It is better to have our lives running between narrow banks, and so to have a scour in the stream, than to have them spreading wide and shallow, with no driving force in all the useless expanse. Alexander Maclaren
To be right with God has often meant to be in trouble with men. AW Tozer
The beauty of the world is Christ’s tender smile for us coming through matter. Simone Weil
Big Evangelicalism (#BigEva) is the self-assumed teaching magisterium of institutional Evangelicalism. They are #NeverTrump. The Evangelicalism of James Dobson, Ralph Reed, etc. is morally unfit, according to the narrative laid out by Russell Moore, seemingly the primary point guard for #BigEva. It is now time for the religious right to expire, according to him.
To make way for what?
I am not a spokesman for the religious right. Sometimes I agree and sometimes I don’t, though I certainly am a conservative. Some of their spokesmen are not mine, such as Pat Robertson and Jerry Falwell. But one thing the religious right has is energy and perseverance. They know what it like to be in the minority and committing to the fight. They know how to endure shame and to commit to moral positions before running polls.

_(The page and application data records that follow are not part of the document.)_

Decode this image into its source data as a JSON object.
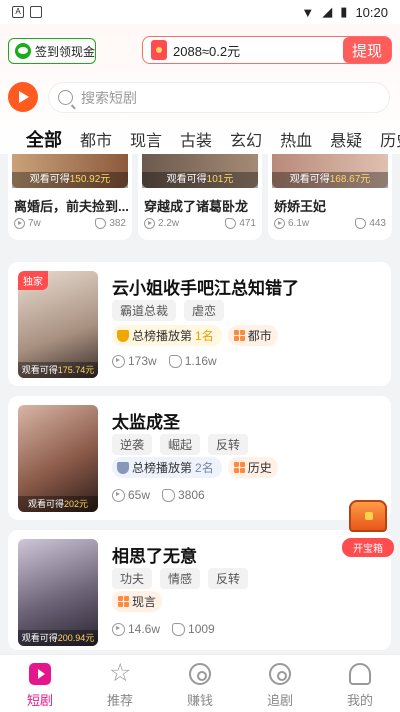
{
  "status_bar": {
    "time": "10:20"
  },
  "header": {
    "checkin_label": "签到领现金",
    "coins_text": "2088≈0.2元",
    "withdraw_label": "提现",
    "search_placeholder": "搜索短剧"
  },
  "tabs": [
    "全部",
    "都市",
    "现言",
    "古装",
    "玄幻",
    "热血",
    "悬疑",
    "历史"
  ],
  "grid": [
    {
      "earn_prefix": "观看可得",
      "earn_value": "150.92元",
      "title": "离婚后，前夫捡到...",
      "views": "7w",
      "shares": "382"
    },
    {
      "earn_prefix": "观看可得",
      "earn_value": "101元",
      "title": "穿越成了诸葛卧龙",
      "views": "2.2w",
      "shares": "471"
    },
    {
      "earn_prefix": "观看可得",
      "earn_value": "168.67元",
      "title": "娇娇王妃",
      "views": "6.1w",
      "shares": "443"
    }
  ],
  "list": [
    {
      "exclusive": "独家",
      "title": "云小姐收手吧江总知错了",
      "tags": [
        "霸道总裁",
        "虐恋"
      ],
      "rank_prefix": "总榜播放第",
      "rank_num": "1名",
      "genre": "都市",
      "earn_prefix": "观看可得",
      "earn_value": "175.74元",
      "views": "173w",
      "shares": "1.16w"
    },
    {
      "title": "太监成圣",
      "tags": [
        "逆袭",
        "崛起",
        "反转"
      ],
      "rank_prefix": "总榜播放第",
      "rank_num": "2名",
      "genre": "历史",
      "earn_prefix": "观看可得",
      "earn_value": "202元",
      "views": "65w",
      "shares": "3806"
    },
    {
      "title": "相思了无意",
      "tags": [
        "功夫",
        "情感",
        "反转"
      ],
      "genre": "现言",
      "earn_prefix": "观看可得",
      "earn_value": "200.94元",
      "views": "14.6w",
      "shares": "1009"
    }
  ],
  "float": {
    "treasure_label": "开宝箱"
  },
  "bottom_nav": [
    "短剧",
    "推荐",
    "赚钱",
    "追剧",
    "我的"
  ],
  "colors": {
    "accent": "#e5168c",
    "withdraw": "#ff5c5c",
    "wechat": "#1aad19"
  }
}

I’m not so sure #BigEva has that kind of energy nor the singleness of vision. They are primarily dialogical and pedagogical. Words, words, and more words. Politics might be too dirty for them. Political skirmishing, sweat on the brow and dirt under the fingernails might not suit them.
Maybe they won’t do politics at all. It’s not quite clear to me. Maybe they will just end up repeating the phrase “world view” until it’s indistinguishable from mumbling. But when they assume the moral mantle in cooperation with Christianity Today, it won’t be enough to attack the religious right. We shall see if they marshall enough critical mass to even be a target for the Left.
The only thing which consoles us for our miseries is diversion, and yet this is the greatest of our miseries. Blaise Pascal
To love someone means to see him as God intended him. Fydor Dostoevsky
The smallest knowledge that may be obtained of the highest things is more desirable than the most certain knowledge obtained of lesser. Thomas Aquinas